RECORDS FOR THIS EXERCISE:
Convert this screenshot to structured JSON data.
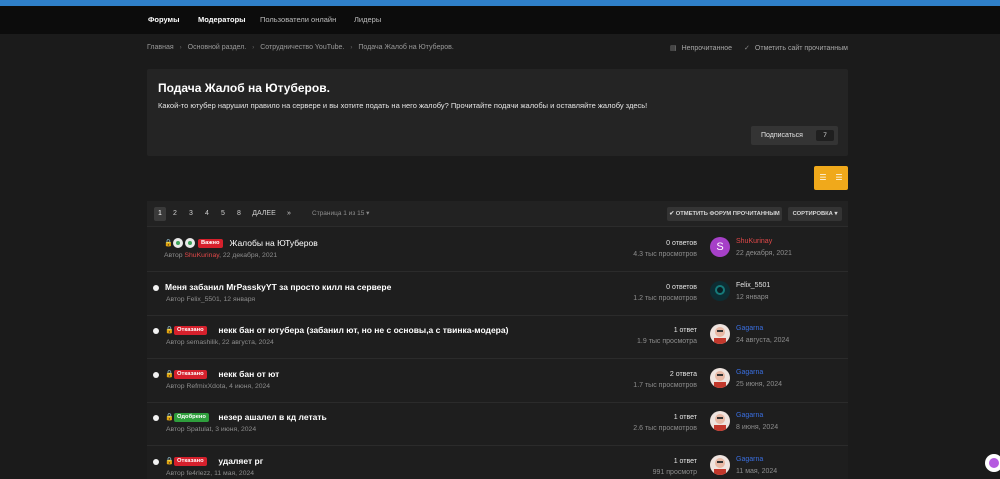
{
  "nav": {
    "items": [
      {
        "label": "Форумы",
        "bold": true
      },
      {
        "label": "Модераторы",
        "bold": true
      },
      {
        "label": "Пользователи онлайн",
        "bold": false
      },
      {
        "label": "Лидеры",
        "bold": false
      }
    ]
  },
  "breadcrumb": {
    "items": [
      "Главная",
      "Основной раздел.",
      "Сотрудничество YouTube.",
      "Подача Жалоб на Ютуберов."
    ],
    "unread_label": "Непрочитанное",
    "mark_site_read_label": "Отметить сайт прочитанным"
  },
  "forum": {
    "title": "Подача Жалоб на Ютуберов.",
    "description": "Какой-то ютубер нарушил правило на сервере и вы хотите подать на него жалобу? Прочитайте подачи жалобы и оставляйте жалобу здесь!",
    "subscribe_label": "Подписаться",
    "subscribe_count": "7"
  },
  "pagination": {
    "pages": [
      "1",
      "2",
      "3",
      "4",
      "5",
      "8"
    ],
    "next_label": "ДАЛЕЕ",
    "last_label": "»",
    "page_info": "Страница 1 из 15",
    "mark_forum_read_label": "✔ ОТМЕТИТЬ ФОРУМ ПРОЧИТАННЫМ",
    "sort_label": "СОРТИРОВКА ▾"
  },
  "topics": [
    {
      "unread": false,
      "locked": true,
      "pinned_badges": true,
      "tag": "Важно",
      "tag_color": "red",
      "title": "Жалобы на ЮТуберов",
      "title_bold": false,
      "author_prefix": "Автор ",
      "author": "ShuKurinay",
      "author_color": "red",
      "date": ", 22 декабря, 2021",
      "answers": "0 ответов",
      "views": "4.3 тыс просмотров",
      "last_poster": "ShuKurinay",
      "last_poster_color": "red",
      "last_date": "22 декабря, 2021",
      "avatar_type": "letter",
      "avatar_letter": "S"
    },
    {
      "unread": true,
      "locked": false,
      "pinned_badges": false,
      "tag": "",
      "tag_color": "",
      "title": "Меня забанил MrPasskyYT за просто килл на сервере",
      "title_bold": true,
      "author_prefix": "Автор ",
      "author": "Felix_5501",
      "author_color": "gray",
      "date": ", 12 января",
      "answers": "0 ответов",
      "views": "1.2 тыс просмотров",
      "last_poster": "Felix_5501",
      "last_poster_color": "white",
      "last_date": "12 января",
      "avatar_type": "dark",
      "avatar_letter": ""
    },
    {
      "unread": true,
      "locked": true,
      "pinned_badges": false,
      "tag": "Отказано",
      "tag_color": "red",
      "title": "некк бан от ютубера (забанил ют, но не с основы,а с твинка-модера)",
      "title_bold": true,
      "author_prefix": "Автор ",
      "author": "semashilik",
      "author_color": "gray",
      "date": ", 22 августа, 2024",
      "answers": "1 ответ",
      "views": "1.9 тыс просмотра",
      "last_poster": "Gagarna",
      "last_poster_color": "blue",
      "last_date": "24 августа, 2024",
      "avatar_type": "face",
      "avatar_letter": ""
    },
    {
      "unread": true,
      "locked": true,
      "pinned_badges": false,
      "tag": "Отказано",
      "tag_color": "red",
      "title": "некк бан от ют",
      "title_bold": true,
      "author_prefix": "Автор ",
      "author": "RefmixXdota",
      "author_color": "gray",
      "date": ", 4 июня, 2024",
      "answers": "2 ответа",
      "views": "1.7 тыс просмотров",
      "last_poster": "Gagarna",
      "last_poster_color": "blue",
      "last_date": "25 июня, 2024",
      "avatar_type": "face",
      "avatar_letter": ""
    },
    {
      "unread": true,
      "locked": true,
      "pinned_badges": false,
      "tag": "Одобрено",
      "tag_color": "green",
      "title": "незер ашалел в кд летать",
      "title_bold": true,
      "author_prefix": "Автор ",
      "author": "Spatulat",
      "author_color": "gray",
      "date": ", 3 июня, 2024",
      "answers": "1 ответ",
      "views": "2.6 тыс просмотров",
      "last_poster": "Gagarna",
      "last_poster_color": "blue",
      "last_date": "8 июня, 2024",
      "avatar_type": "face",
      "avatar_letter": ""
    },
    {
      "unread": true,
      "locked": true,
      "pinned_badges": false,
      "tag": "Отказано",
      "tag_color": "red",
      "title": "удаляет рг",
      "title_bold": true,
      "author_prefix": "Автор ",
      "author": "fe4rlezz",
      "author_color": "gray",
      "date": ", 11 мая, 2024",
      "answers": "1 ответ",
      "views": "991 просмотр",
      "last_poster": "Gagarna",
      "last_poster_color": "blue",
      "last_date": "11 мая, 2024",
      "avatar_type": "face",
      "avatar_letter": ""
    }
  ]
}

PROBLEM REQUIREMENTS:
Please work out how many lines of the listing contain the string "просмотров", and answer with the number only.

FINAL ANSWER:
4